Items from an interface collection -
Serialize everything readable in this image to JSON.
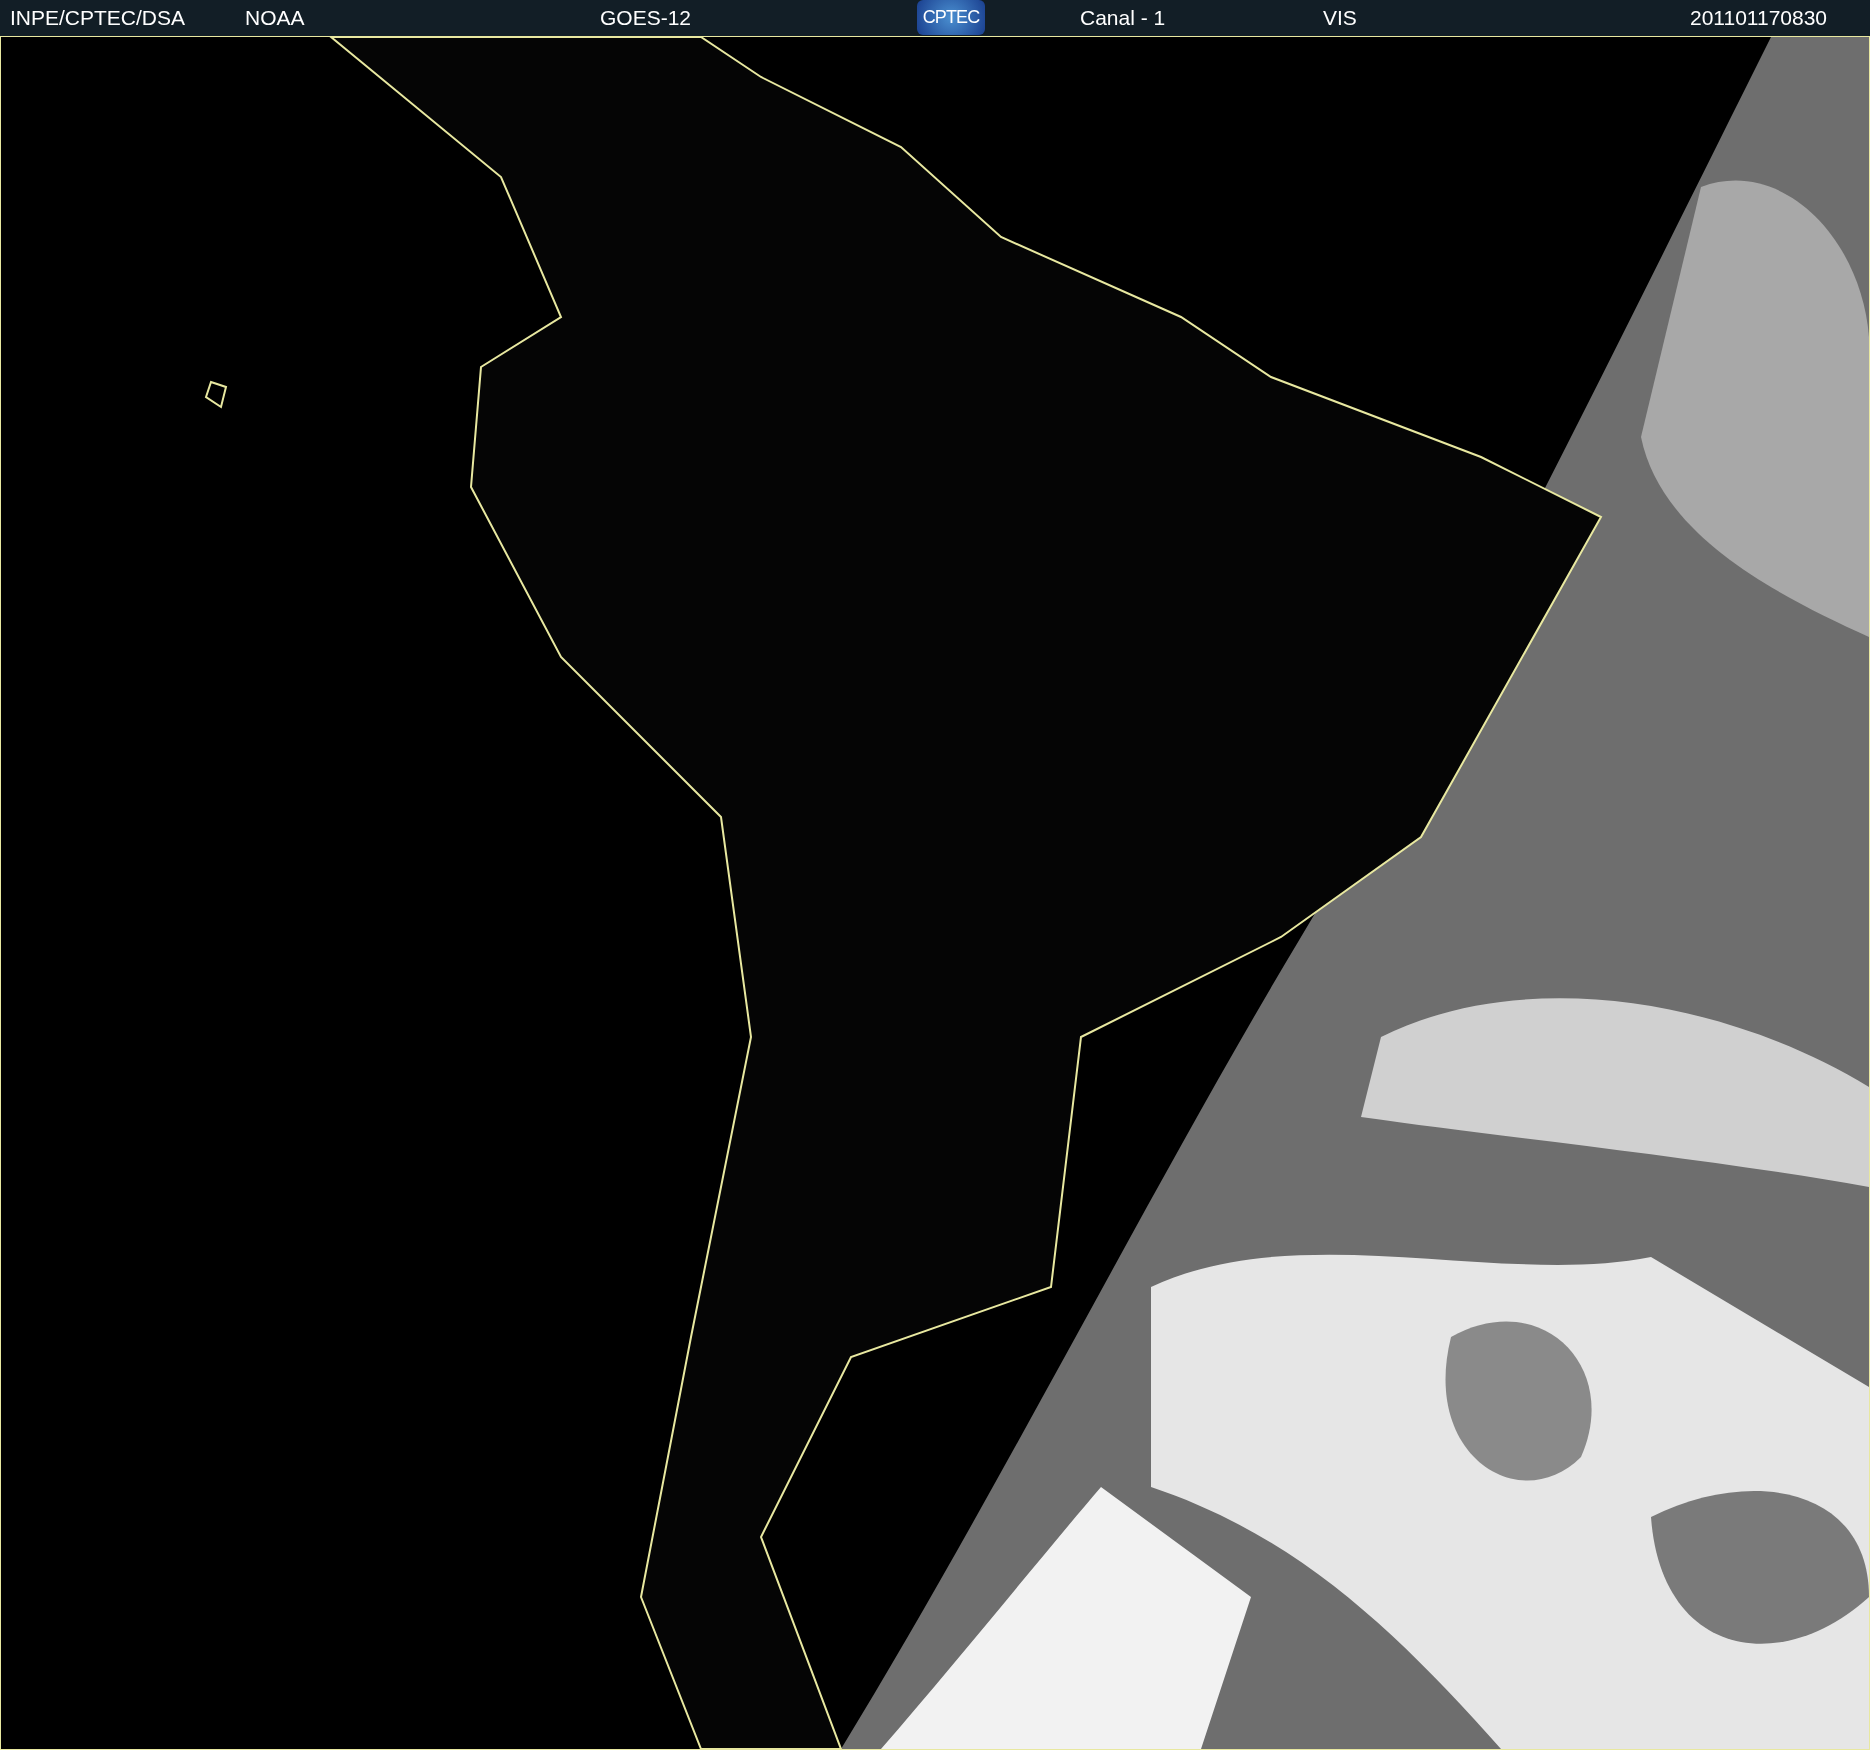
{
  "header": {
    "items": [
      {
        "kind": "text",
        "text": "INPE/CPTEC/DSA"
      },
      {
        "kind": "text",
        "text": "NOAA"
      },
      {
        "kind": "text",
        "text": "GOES-12"
      },
      {
        "kind": "logo",
        "text": "CPTEC"
      },
      {
        "kind": "text",
        "text": "Canal - 1"
      },
      {
        "kind": "text",
        "text": "VIS"
      },
      {
        "kind": "text",
        "text": "201101170830"
      }
    ]
  }
}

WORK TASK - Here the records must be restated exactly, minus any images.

TASK SOLUTION -
Serialize everything readable in this image to JSON.
{
  "header": {
    "items": [
      {
        "kind": "text",
        "text": "INPE/CPTEC/DSA"
      },
      {
        "kind": "text",
        "text": "NOAA"
      },
      {
        "kind": "text",
        "text": "GOES-12"
      },
      {
        "kind": "logo",
        "text": "CPTEC"
      },
      {
        "kind": "text",
        "text": "Canal - 1"
      },
      {
        "kind": "text",
        "text": "VIS"
      },
      {
        "kind": "text",
        "text": "201101170830"
      }
    ]
  }
}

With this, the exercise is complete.